The love story is obviously between Zed and Aly, who both have their own demons to deal with and aren't really sure how to act around each other anymore. Everything is so familiar yet so very different because it's been four years and everything has changed. I liked both characters probably Aly most of all, and I loved that it was dual POVs so that we get to see both their sides and lives.

There is a lot of character development here, especially when it comes to Aly. I kind of hated her at first, but she grows up so much and she has so much stuff she's dealing with, but she never hides the fact that she's falling apart and she learns to be strong again in her own way, always holding on to dance even if that's what hurt her in the first place. I did love Zed too, but at points he felt the opposite, not like he was growing but...reverting. And he was a straight up asshat at parts and just made me so angry.

They have a slightly tragic love story and the author does a really good job of keeping you rooting for them because it's just SO OBVIOUS THAT THEY BELONG TOGETHER. Another thing I loved about this book is that there is some seriously good writing in it, very quotable and I would quote some of it but, you know, it's an ARC and I'm lazy. But at the same time, while there's epic quotable writing, sometimes it gets too wordy and some of the meaning gets a little lost.

All the stuff about dancing was probably the best, it made me wish I was a dancer so badly and you could really tell that the author knows what she's talking about. I loved Aly's love for dance and how it was the only thing she knew was true about herself: that she's a dancer.

Overall: I really enjoyed this book. Yes it's New Adult but it's not all about sex and drugs like some of the previous ones I've read, it's very much just about finding yourself, saving yourself and learning to move on after a tragedy you never expected to face.

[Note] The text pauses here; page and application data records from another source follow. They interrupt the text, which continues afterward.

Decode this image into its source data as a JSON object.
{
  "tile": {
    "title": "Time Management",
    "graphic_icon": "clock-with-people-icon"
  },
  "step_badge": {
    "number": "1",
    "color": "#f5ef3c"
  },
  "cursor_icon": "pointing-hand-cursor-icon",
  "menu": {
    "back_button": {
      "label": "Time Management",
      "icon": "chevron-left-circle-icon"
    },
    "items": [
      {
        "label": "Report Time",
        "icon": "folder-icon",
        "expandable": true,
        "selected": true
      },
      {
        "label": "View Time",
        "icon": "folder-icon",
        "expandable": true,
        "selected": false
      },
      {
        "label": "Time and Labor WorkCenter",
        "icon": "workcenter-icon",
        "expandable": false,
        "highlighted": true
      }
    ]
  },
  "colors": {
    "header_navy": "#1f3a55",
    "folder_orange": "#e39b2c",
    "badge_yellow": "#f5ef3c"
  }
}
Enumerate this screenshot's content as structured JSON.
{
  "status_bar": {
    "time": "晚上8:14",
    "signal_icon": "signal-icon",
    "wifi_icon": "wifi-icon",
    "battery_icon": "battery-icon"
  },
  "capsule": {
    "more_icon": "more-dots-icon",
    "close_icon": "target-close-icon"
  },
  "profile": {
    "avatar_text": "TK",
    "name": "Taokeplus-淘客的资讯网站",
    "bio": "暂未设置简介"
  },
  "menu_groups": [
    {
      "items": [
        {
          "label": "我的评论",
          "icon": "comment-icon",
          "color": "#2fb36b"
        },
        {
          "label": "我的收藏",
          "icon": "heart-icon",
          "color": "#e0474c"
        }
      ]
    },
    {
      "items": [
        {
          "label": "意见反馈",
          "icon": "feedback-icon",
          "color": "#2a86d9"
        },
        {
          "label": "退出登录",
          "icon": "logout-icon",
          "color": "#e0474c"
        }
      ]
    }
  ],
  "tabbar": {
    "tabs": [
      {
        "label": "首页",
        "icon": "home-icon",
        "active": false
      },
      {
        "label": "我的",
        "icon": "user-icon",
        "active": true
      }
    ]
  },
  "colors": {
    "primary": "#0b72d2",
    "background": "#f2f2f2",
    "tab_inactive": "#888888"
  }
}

With stellar writing and pretty amazing characters, I'd definitely recommend it to any New Adult readers.

Would I Recommend This? Yes.
To Whom? New Adult fans
Will I read more from this author(or series)? Probably.